The grey market for content in India has never been healthier – burgeoning middle class income and lower priced tv’s and mobile / mp3 are driving it upwards. On the supply side, mass digital storage means proliferation of pirated content and sellers is unencumbered. Estimates for the ‘pirated’ content market vary wildly between 250M USD and more than 8 times this amount. The truth is that nobody knows. The legitimate original content market is dwarfed by comparison (outside of cinema ticket sales).
India (and markets around the world) have tried to take on the issue of piracy through policing and prosecution. This has had minimal effect and, in markets like India, is very low down the priority list for law makers and enforcers.
Low prices and ubiquitously available pirated content make the problem very difficult to tackle. My neighbourhood pirated dvd supplier supplies to order, has the latest releases, a regular stall and offers subsidy on disc return and no questions asked replacement for poor quality product. All of this for 30 to 40rs a film and a friendly and efficient service.
The price for a legitimate film is 300 to 400rs in mainstream retail and the choice is somewhat limited as are the places to buy.

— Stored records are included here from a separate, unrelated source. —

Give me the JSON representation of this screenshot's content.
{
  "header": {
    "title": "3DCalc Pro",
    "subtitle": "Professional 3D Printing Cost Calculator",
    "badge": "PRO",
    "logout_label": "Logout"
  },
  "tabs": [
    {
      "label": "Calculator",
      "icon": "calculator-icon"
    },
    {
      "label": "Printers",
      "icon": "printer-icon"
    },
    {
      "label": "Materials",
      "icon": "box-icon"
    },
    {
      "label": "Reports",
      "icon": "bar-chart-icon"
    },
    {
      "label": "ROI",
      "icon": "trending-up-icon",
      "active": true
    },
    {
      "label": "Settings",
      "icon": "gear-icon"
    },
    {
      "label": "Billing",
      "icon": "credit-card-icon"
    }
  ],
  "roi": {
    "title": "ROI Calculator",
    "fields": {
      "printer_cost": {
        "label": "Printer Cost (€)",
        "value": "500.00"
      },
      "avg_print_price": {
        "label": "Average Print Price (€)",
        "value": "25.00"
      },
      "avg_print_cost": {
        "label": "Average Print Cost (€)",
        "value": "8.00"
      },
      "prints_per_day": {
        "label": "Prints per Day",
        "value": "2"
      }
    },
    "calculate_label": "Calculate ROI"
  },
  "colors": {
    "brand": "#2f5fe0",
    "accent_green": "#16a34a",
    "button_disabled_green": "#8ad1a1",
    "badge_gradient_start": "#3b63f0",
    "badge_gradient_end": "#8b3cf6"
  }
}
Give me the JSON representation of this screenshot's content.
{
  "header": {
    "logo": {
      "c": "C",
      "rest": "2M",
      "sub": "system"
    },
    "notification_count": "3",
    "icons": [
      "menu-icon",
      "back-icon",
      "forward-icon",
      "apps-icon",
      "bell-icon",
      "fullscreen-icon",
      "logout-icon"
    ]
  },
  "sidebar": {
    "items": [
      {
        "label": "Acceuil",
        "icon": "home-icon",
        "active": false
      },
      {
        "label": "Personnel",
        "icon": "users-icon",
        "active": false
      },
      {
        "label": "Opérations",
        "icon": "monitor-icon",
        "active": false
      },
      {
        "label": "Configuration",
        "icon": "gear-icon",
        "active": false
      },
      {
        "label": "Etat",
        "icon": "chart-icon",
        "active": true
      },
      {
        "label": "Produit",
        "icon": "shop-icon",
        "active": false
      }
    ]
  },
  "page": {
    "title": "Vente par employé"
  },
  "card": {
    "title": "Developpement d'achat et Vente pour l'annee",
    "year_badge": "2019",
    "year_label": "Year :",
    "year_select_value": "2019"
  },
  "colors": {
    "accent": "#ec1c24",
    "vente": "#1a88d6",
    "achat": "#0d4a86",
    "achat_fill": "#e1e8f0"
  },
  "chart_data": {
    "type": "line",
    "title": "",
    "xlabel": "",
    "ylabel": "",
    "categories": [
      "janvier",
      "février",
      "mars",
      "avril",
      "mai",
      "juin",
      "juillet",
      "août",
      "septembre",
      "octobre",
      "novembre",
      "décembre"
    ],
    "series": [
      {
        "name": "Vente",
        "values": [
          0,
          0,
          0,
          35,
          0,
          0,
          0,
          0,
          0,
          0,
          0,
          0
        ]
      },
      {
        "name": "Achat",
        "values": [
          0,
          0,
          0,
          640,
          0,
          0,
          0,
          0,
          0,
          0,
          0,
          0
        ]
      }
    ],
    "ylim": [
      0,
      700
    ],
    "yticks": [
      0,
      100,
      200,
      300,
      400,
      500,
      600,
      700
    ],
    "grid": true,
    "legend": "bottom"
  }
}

This delta in choice, availability and, most of all, price is what keeps piracy in business. It also means consumers are prepared to put up with the occasional poor quality film because the cost of buying quality is so much higher. The combination of convenience and low price is too compelling. Why would anyone pay 10X the price for essentially the same thing?
There is an opportunity to change all this. I believe consumers would gladly pay 2X or more of the pirate ‘market’ price (say 99rs) for a quality-every-time, original and timely product. They just won’t pay 10X.
If the industry wants to make piracy go away rather than being wedded to fighting a losing battle why not improve the price and availability of the product? The issue has long been that content rights owners (a complex area in itself) are wedded to the margin and revenue from a small volume of sales in the legitimate sector rather than being prepared to take the plunge and take a far larger volume of sales at a lower but still very profitable price point.
This is in part an emotional issue: my artist or film or production should not be sold at a lower price than the competition. An industry initiative is required to fix this, it would require a united approach. Doing this and harnessing the power of more and smaller sales channels and lower price points (market economics) and piracy will go away or at the very least be substantially reduced.
It is the business model that Netflix and Spotify have championed along with an initially reluctant but now enthusiastic music and film industry. The pricing, service experience, choice and convenience work for consumers and so create business for content owners. They also substantially reduce piracy.
In India and markets like it bandwidth and other issues mean the uptake of such service on mass are some way away but, even with physical product, the same could be true.
It is, in the end, a question of economic bravery and the preparedness to disrupt ones own industry, not for the feint hearted. The rewards, however, for the industry and consumers could be very substantial.